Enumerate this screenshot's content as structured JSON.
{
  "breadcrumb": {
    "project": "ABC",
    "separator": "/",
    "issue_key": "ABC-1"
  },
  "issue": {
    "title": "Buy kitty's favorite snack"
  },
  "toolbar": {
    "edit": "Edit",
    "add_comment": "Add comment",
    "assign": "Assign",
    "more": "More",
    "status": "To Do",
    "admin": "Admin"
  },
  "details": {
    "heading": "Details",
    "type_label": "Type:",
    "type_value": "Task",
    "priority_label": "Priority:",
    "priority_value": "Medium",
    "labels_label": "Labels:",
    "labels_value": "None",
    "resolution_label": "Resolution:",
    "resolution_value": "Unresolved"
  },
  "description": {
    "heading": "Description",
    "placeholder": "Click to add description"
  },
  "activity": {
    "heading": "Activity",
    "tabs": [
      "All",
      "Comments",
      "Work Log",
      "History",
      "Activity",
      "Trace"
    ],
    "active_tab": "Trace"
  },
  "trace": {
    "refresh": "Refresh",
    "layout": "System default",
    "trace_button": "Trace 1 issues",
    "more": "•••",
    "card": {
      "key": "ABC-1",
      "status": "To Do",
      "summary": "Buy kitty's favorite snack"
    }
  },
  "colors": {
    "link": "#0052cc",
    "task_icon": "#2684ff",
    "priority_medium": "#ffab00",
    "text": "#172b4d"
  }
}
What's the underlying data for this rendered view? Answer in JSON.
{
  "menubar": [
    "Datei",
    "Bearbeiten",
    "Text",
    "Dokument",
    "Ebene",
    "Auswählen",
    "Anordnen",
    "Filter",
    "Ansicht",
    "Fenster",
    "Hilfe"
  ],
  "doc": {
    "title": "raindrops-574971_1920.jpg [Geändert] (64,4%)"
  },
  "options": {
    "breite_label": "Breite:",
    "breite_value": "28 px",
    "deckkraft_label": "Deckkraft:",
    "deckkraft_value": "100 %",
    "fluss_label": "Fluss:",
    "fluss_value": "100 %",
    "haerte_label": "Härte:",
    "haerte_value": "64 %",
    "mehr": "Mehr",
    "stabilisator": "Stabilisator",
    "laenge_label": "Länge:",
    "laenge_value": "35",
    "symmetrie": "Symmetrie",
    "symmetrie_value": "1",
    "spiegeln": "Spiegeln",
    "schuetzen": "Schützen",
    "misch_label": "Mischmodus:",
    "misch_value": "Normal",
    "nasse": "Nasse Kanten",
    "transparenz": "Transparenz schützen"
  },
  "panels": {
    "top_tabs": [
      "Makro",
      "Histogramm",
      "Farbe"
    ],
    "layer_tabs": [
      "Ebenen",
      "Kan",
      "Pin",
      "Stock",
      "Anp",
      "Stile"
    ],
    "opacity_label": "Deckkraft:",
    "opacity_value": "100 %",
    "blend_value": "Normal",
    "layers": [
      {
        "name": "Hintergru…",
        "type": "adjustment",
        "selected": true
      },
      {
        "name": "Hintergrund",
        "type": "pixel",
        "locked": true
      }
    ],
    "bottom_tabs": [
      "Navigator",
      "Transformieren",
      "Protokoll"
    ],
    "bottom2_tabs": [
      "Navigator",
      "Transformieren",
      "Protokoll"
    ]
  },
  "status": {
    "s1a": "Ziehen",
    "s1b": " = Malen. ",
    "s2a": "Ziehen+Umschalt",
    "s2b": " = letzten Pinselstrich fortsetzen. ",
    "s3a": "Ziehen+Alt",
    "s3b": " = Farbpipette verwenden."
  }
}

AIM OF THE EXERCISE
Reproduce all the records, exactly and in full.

EXERCISE ANSWER
Enumerate this screenshot's content as structured JSON.
{
  "breadcrumb": {
    "project": "ABC",
    "separator": "/",
    "issue_key": "ABC-1"
  },
  "issue": {
    "title": "Buy kitty's favorite snack"
  },
  "toolbar": {
    "edit": "Edit",
    "add_comment": "Add comment",
    "assign": "Assign",
    "more": "More",
    "status": "To Do",
    "admin": "Admin"
  },
  "details": {
    "heading": "Details",
    "type_label": "Type:",
    "type_value": "Task",
    "priority_label": "Priority:",
    "priority_value": "Medium",
    "labels_label": "Labels:",
    "labels_value": "None",
    "resolution_label": "Resolution:",
    "resolution_value": "Unresolved"
  },
  "description": {
    "heading": "Description",
    "placeholder": "Click to add description"
  },
  "activity": {
    "heading": "Activity",
    "tabs": [
      "All",
      "Comments",
      "Work Log",
      "History",
      "Activity",
      "Trace"
    ],
    "active_tab": "Trace"
  },
  "trace": {
    "refresh": "Refresh",
    "layout": "System default",
    "trace_button": "Trace 1 issues",
    "more": "•••",
    "card": {
      "key": "ABC-1",
      "status": "To Do",
      "summary": "Buy kitty's favorite snack"
    }
  },
  "colors": {
    "link": "#0052cc",
    "task_icon": "#2684ff",
    "priority_medium": "#ffab00",
    "text": "#172b4d"
  }
}
What's the underlying data for this rendered view? Answer in JSON.
{
  "menubar": [
    "Datei",
    "Bearbeiten",
    "Text",
    "Dokument",
    "Ebene",
    "Auswählen",
    "Anordnen",
    "Filter",
    "Ansicht",
    "Fenster",
    "Hilfe"
  ],
  "doc": {
    "title": "raindrops-574971_1920.jpg [Geändert] (64,4%)"
  },
  "options": {
    "breite_label": "Breite:",
    "breite_value": "28 px",
    "deckkraft_label": "Deckkraft:",
    "deckkraft_value": "100 %",
    "fluss_label": "Fluss:",
    "fluss_value": "100 %",
    "haerte_label": "Härte:",
    "haerte_value": "64 %",
    "mehr": "Mehr",
    "stabilisator": "Stabilisator",
    "laenge_label": "Länge:",
    "laenge_value": "35",
    "symmetrie": "Symmetrie",
    "symmetrie_value": "1",
    "spiegeln": "Spiegeln",
    "schuetzen": "Schützen",
    "misch_label": "Mischmodus:",
    "misch_value": "Normal",
    "nasse": "Nasse Kanten",
    "transparenz": "Transparenz schützen"
  },
  "panels": {
    "top_tabs": [
      "Makro",
      "Histogramm",
      "Farbe"
    ],
    "layer_tabs": [
      "Ebenen",
      "Kan",
      "Pin",
      "Stock",
      "Anp",
      "Stile"
    ],
    "opacity_label": "Deckkraft:",
    "opacity_value": "100 %",
    "blend_value": "Normal",
    "layers": [
      {
        "name": "Hintergru…",
        "type": "adjustment",
        "selected": true
      },
      {
        "name": "Hintergrund",
        "type": "pixel",
        "locked": true
      }
    ],
    "bottom_tabs": [
      "Navigator",
      "Transformieren",
      "Protokoll"
    ],
    "bottom2_tabs": [
      "Navigator",
      "Transformieren",
      "Protokoll"
    ]
  },
  "status": {
    "s1a": "Ziehen",
    "s1b": " = Malen. ",
    "s2a": "Ziehen+Umschalt",
    "s2b": " = letzten Pinselstrich fortsetzen. ",
    "s3a": "Ziehen+Alt",
    "s3b": " = Farbpipette verwenden."
  }
}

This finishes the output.